■ AVAILABLE DATA
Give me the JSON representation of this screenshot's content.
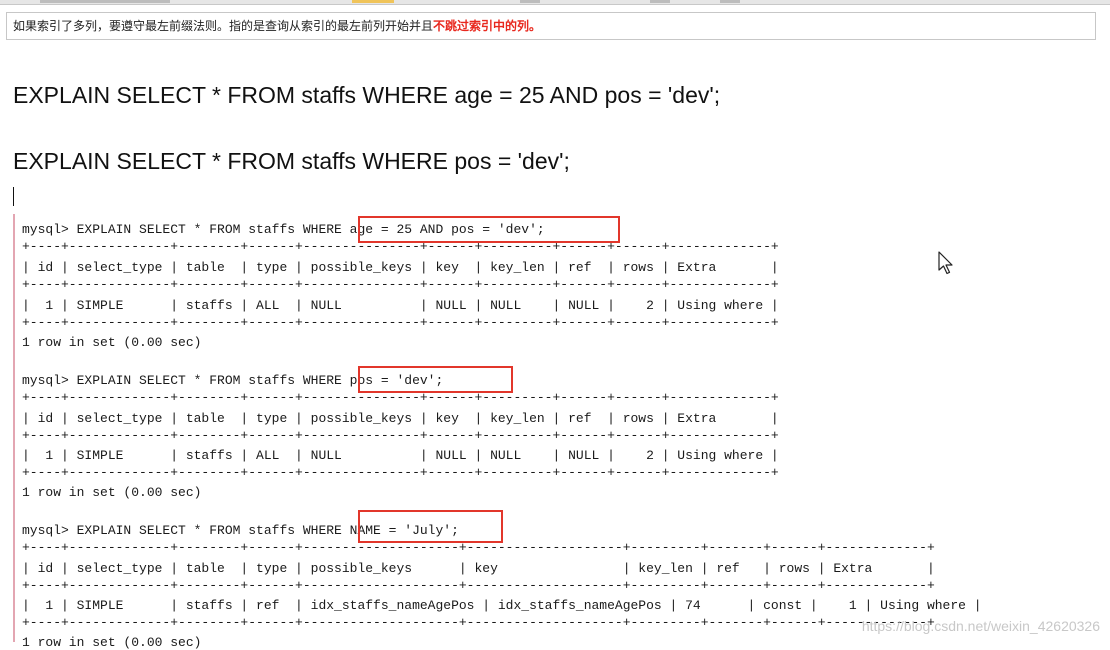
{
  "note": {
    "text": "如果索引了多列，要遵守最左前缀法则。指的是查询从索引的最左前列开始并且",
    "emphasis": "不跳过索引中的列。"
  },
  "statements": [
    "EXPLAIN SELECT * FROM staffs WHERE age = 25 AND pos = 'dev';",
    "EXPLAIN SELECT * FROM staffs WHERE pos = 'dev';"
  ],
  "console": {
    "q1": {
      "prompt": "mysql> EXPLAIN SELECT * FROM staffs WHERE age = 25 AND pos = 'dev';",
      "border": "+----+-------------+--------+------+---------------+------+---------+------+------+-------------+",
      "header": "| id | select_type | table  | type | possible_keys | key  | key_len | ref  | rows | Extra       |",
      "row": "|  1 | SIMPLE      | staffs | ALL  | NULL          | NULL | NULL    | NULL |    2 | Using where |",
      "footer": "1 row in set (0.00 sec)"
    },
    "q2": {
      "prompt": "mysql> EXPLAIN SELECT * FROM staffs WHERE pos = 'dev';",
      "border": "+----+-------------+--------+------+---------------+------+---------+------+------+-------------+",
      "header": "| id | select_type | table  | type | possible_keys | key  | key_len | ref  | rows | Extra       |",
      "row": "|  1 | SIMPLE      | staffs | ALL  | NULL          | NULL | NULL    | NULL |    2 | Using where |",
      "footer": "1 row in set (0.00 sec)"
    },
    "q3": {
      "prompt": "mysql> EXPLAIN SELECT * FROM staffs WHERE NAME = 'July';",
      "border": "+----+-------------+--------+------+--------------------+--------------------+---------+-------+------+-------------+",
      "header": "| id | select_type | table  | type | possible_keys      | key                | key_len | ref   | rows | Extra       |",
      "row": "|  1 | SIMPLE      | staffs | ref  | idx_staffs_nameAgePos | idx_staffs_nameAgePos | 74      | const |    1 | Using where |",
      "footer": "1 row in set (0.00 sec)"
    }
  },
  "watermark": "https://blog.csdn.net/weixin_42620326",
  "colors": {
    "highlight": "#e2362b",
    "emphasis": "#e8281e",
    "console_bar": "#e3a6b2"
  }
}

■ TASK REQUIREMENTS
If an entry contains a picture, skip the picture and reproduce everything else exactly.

■ REPLY TO THE EXERCISE
Give me the JSON representation of this screenshot's content.
{
  "note": {
    "text": "如果索引了多列，要遵守最左前缀法则。指的是查询从索引的最左前列开始并且",
    "emphasis": "不跳过索引中的列。"
  },
  "statements": [
    "EXPLAIN SELECT * FROM staffs WHERE age = 25 AND pos = 'dev';",
    "EXPLAIN SELECT * FROM staffs WHERE pos = 'dev';"
  ],
  "console": {
    "q1": {
      "prompt": "mysql> EXPLAIN SELECT * FROM staffs WHERE age = 25 AND pos = 'dev';",
      "border": "+----+-------------+--------+------+---------------+------+---------+------+------+-------------+",
      "header": "| id | select_type | table  | type | possible_keys | key  | key_len | ref  | rows | Extra       |",
      "row": "|  1 | SIMPLE      | staffs | ALL  | NULL          | NULL | NULL    | NULL |    2 | Using where |",
      "footer": "1 row in set (0.00 sec)"
    },
    "q2": {
      "prompt": "mysql> EXPLAIN SELECT * FROM staffs WHERE pos = 'dev';",
      "border": "+----+-------------+--------+------+---------------+------+---------+------+------+-------------+",
      "header": "| id | select_type | table  | type | possible_keys | key  | key_len | ref  | rows | Extra       |",
      "row": "|  1 | SIMPLE      | staffs | ALL  | NULL          | NULL | NULL    | NULL |    2 | Using where |",
      "footer": "1 row in set (0.00 sec)"
    },
    "q3": {
      "prompt": "mysql> EXPLAIN SELECT * FROM staffs WHERE NAME = 'July';",
      "border": "+----+-------------+--------+------+--------------------+--------------------+---------+-------+------+-------------+",
      "header": "| id | select_type | table  | type | possible_keys      | key                | key_len | ref   | rows | Extra       |",
      "row": "|  1 | SIMPLE      | staffs | ref  | idx_staffs_nameAgePos | idx_staffs_nameAgePos | 74      | const |    1 | Using where |",
      "footer": "1 row in set (0.00 sec)"
    }
  },
  "watermark": "https://blog.csdn.net/weixin_42620326",
  "colors": {
    "highlight": "#e2362b",
    "emphasis": "#e8281e",
    "console_bar": "#e3a6b2"
  }
}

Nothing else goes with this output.